The Minnesota Supreme Court established an eight-factor test to determine a lawyer’s contingency fee after a client fired the lawyer shortly before settling case.

The Court held that, under quantum meruit, the “fee arrangement existing between counsel and the client” is one of the factors.

Minnesota’s Contingency Fee Factors for Attorneys

The eight factors are

  1. time and labor required;
  2. nature and difficulty of the responsibility assumed;
  3. amount involved and the results obtained;
  4. fees customarily charged for similar legal services;
  5. experience, reputation, and ability of counsel;
  6. fee arrangement existing between counsel and the client;
  7. contributions of others; and
  8. timing of the termination.

Obviously, the fee agreement is not dispositive. “The fee agreement ‘is merely one factor, among a host of others that the district court is to consider in awarding reasonable attorney fees,'” the Court explained.

Hours Worked vs. Contingency Outcome

A court will consider hours worked and the contingency fee agreement. The Court explained, “evidence of the hours worked is the only measure of the value of those services” because a “calculation of a quantum meruit award is instead an equitable process by which the court determines the reasonable value of services based on a variety of factors, which, ultimately, produces an equitable remedy.”

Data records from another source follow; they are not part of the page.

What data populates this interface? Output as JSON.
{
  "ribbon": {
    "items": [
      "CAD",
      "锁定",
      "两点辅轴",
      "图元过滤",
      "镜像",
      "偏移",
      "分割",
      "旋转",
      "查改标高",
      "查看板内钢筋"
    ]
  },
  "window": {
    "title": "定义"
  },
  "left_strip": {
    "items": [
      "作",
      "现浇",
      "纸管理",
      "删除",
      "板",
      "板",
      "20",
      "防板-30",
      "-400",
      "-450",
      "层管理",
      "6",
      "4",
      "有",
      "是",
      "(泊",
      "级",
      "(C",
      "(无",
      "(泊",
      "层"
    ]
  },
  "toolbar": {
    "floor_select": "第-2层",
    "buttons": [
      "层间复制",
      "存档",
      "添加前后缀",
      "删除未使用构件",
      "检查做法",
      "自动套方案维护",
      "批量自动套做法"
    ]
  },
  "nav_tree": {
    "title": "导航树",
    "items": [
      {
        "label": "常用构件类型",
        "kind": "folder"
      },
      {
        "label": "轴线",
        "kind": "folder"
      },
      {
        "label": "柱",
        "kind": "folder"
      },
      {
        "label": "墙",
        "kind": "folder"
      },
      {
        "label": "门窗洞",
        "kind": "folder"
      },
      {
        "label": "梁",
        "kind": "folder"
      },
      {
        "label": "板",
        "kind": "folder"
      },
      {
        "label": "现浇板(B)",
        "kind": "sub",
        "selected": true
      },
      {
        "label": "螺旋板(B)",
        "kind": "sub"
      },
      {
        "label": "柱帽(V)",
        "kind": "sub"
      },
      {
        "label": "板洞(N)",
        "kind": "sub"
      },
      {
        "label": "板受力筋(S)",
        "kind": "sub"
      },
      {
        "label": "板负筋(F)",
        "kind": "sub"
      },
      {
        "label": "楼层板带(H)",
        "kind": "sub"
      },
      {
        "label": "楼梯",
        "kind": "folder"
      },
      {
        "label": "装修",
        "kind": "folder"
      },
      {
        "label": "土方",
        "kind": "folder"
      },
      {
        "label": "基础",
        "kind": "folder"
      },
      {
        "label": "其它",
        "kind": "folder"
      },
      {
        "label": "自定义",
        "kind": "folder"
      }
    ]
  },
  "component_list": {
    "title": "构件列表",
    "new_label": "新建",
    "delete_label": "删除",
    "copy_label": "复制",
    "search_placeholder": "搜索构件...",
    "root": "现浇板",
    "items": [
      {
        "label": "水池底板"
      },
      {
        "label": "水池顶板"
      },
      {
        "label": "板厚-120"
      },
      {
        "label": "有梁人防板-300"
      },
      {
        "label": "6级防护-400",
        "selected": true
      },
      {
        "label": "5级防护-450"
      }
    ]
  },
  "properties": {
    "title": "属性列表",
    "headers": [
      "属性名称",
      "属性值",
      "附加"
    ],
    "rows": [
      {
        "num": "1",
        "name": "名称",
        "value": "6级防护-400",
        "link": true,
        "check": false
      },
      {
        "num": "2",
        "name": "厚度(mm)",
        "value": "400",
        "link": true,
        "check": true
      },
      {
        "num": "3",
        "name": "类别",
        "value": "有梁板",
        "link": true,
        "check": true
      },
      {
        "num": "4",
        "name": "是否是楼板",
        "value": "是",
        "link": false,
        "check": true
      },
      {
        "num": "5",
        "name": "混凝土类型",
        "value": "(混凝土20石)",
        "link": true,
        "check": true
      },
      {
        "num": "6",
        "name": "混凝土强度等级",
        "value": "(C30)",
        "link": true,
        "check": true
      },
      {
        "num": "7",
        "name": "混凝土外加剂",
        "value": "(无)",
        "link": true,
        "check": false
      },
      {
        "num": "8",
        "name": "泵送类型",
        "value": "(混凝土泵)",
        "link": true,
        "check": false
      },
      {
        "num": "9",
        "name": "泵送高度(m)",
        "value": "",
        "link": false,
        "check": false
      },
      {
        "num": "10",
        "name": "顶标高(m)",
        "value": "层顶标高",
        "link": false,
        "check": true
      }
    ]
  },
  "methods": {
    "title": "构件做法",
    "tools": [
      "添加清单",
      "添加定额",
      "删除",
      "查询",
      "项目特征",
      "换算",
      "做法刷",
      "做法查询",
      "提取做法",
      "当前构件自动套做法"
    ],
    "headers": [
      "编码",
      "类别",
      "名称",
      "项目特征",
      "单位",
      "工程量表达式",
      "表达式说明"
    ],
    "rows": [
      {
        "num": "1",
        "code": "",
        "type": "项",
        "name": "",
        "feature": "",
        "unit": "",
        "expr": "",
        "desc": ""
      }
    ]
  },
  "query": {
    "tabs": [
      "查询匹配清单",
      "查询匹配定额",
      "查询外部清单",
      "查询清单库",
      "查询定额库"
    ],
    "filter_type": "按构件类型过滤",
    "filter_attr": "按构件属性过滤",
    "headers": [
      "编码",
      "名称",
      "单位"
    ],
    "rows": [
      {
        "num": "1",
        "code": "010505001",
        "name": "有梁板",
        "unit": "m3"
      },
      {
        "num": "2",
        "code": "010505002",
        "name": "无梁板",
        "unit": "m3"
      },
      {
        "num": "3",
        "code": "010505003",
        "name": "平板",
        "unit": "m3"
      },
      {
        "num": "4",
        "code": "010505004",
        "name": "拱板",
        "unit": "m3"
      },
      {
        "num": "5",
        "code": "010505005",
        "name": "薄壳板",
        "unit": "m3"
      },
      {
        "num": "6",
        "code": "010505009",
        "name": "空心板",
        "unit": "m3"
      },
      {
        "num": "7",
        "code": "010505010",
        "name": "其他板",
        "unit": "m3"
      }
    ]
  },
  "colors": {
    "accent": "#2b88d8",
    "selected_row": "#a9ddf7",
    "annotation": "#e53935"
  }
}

Read the case here: Faricy Law Firm v. API, I, 912 N.W.2d 652 (Minn. 2018).